“It’s such a new sys­tem for the[Department of Defense] that there isn’t a whole lot of reli­a­bil­i­ty data for it,” he said. “Since it’s done so well, the deploy­ment exten­sion is going to give us more time to con­tin­ue to gath­er data on its per­for­mance and trans­port more cargo.” 

The data col­lect­ed will give Corps offi­cials insight on whether to keep the K‑MAX as a per­ma­nent addi­tion to the Corps’ unmanned squadrons. 

“We’re fly­ing to see if there are any issues and see if prob­lems come up,” O’Con­nor said. 

While data is being col­lect­ed, new tac­tics, tech­niques and pro­ce­dures have been cre­at­ed to weave the K‑MAX into every­day oper­a­tions across Hel­mand province. 

Sgt. Trevor Scar­ber­ry, an Air Vehi­cle Oper­a­tor with CRUAS said he has helped cre­ate new pro­ce­dures for the aircraft. 

“Since no one has done this and it’s all brand new, we’re hav­ing to devel­op new ways of doing things,” said Scar­ber­ry, of Choctaw, Okla. 

He said new pro­ce­dures have been imple­ment­ed for safe­ty, land­ing zone and air space coor­di­na­tion.
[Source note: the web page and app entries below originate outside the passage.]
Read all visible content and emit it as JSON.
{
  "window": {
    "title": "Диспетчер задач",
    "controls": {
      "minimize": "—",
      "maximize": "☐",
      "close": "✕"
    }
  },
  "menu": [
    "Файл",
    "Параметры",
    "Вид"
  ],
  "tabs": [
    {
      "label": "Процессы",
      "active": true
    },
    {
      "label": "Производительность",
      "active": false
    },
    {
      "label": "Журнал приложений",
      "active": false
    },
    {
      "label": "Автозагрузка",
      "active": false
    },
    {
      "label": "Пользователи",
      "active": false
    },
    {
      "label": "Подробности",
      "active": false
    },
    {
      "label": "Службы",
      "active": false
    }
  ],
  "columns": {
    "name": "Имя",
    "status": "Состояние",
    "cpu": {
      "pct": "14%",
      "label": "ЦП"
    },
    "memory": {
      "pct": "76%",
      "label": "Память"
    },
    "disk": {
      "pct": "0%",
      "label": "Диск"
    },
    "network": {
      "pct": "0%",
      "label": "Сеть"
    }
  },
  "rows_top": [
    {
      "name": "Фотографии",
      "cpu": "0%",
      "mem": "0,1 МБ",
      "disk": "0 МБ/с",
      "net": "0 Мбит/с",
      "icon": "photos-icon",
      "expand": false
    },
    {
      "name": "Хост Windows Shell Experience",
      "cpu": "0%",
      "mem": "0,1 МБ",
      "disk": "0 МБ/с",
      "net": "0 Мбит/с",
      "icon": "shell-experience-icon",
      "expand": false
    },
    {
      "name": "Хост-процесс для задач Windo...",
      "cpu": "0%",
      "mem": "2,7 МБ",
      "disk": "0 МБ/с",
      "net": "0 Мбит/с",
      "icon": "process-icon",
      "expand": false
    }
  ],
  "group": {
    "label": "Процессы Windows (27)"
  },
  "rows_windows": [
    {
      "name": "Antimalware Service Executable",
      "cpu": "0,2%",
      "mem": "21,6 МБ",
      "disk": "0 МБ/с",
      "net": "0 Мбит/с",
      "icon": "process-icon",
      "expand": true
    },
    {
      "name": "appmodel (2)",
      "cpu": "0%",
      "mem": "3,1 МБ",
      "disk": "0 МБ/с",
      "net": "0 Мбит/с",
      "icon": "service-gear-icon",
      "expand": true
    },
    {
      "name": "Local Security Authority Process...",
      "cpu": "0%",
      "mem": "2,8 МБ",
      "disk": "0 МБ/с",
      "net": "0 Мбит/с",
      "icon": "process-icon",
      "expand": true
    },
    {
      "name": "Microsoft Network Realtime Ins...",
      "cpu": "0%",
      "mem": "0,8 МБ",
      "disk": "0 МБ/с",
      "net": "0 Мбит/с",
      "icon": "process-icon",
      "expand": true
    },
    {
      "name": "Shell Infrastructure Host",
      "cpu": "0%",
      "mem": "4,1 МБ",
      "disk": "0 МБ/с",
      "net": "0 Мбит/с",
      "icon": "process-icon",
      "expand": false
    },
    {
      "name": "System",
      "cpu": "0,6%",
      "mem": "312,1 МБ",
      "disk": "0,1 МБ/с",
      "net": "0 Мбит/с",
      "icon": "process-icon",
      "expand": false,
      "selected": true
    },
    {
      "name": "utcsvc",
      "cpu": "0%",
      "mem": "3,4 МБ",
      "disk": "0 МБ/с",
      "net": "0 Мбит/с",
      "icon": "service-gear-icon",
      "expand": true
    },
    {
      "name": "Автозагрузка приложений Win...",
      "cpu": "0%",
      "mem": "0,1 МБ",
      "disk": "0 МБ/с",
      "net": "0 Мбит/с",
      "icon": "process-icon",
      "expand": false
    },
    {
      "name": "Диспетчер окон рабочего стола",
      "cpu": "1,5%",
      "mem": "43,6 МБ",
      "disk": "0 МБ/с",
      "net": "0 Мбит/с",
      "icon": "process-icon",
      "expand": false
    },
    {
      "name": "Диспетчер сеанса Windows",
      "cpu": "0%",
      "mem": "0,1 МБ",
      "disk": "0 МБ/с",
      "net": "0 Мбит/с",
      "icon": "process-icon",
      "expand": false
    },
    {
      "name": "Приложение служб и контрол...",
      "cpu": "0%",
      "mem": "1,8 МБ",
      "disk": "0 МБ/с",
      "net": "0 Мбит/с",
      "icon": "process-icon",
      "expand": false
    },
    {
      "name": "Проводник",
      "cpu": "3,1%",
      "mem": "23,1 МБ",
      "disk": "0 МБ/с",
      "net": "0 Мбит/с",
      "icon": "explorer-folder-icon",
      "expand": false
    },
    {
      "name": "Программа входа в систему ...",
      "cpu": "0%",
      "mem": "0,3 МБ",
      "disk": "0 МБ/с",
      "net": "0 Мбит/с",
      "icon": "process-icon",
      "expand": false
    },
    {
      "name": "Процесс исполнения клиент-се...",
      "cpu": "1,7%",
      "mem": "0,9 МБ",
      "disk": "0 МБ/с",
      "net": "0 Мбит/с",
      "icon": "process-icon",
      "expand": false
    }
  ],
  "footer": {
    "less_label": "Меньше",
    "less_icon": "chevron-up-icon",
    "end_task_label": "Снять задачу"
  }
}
One such pro­ce­dure ensures the safe­ty of ground crews unload­ing the K‑MAX once it reach­es its des­ti­na­tions. The inter­mesh­ing duel rotors spin with­in a few feet of the ground and sur­round­ing per­son­nel must be keen­ly aware of the down tilt of the rotor blades. 

Even though the K‑MAX is still in its tri­al run, Scar­ber­ry said he is very pleased with the per­for­mance of the aircraft. 

“The pre­ci­sion of the sys­tem is amaz­ing,” he said. “I’ve been impressed and surprised.” 

In addi­tion to resup­ply­ing units on the ground, the K‑MAX will also sup­port the reduc­tion of inter­na­tion­al troops. While NATO forces pre­pare to with­draw from Afghanistan, the K‑MAX will be work­ing along­side them. 

“As the draw­down occurs, there will be few­er vehi­cles and a greater demand for air trans­porta­tion,” O’Con­nor said. “With K‑MAX being extend­ed, we hope to use it to assist in ret­ro­grade oper­a­tions.” O’Con­nor added since Feb­ru­ary, the K‑MAX has helped ret­ro­grade equip­ment from sev­er­al com­bat out­posts and will like­ly con­tin­ue these types of oper­a­tions in the future. 

Allied Com­mand Oper­a­tions

Team GlobDef

Seit 2001 ist im Internet unterwegs, um mit eigenen Analysen, interessanten Kooperationen und umfassenden Informationen für einen spannenden Überblick der Weltlage zu sorgen. war dabei die erste deutschsprachige Internetseite, die mit dem Schwerpunkt Sicherheitspolitik außerhalb von Hochschulen oder Instituten aufgetreten ist.

Alle Beiträge ansehen von Team GlobDef →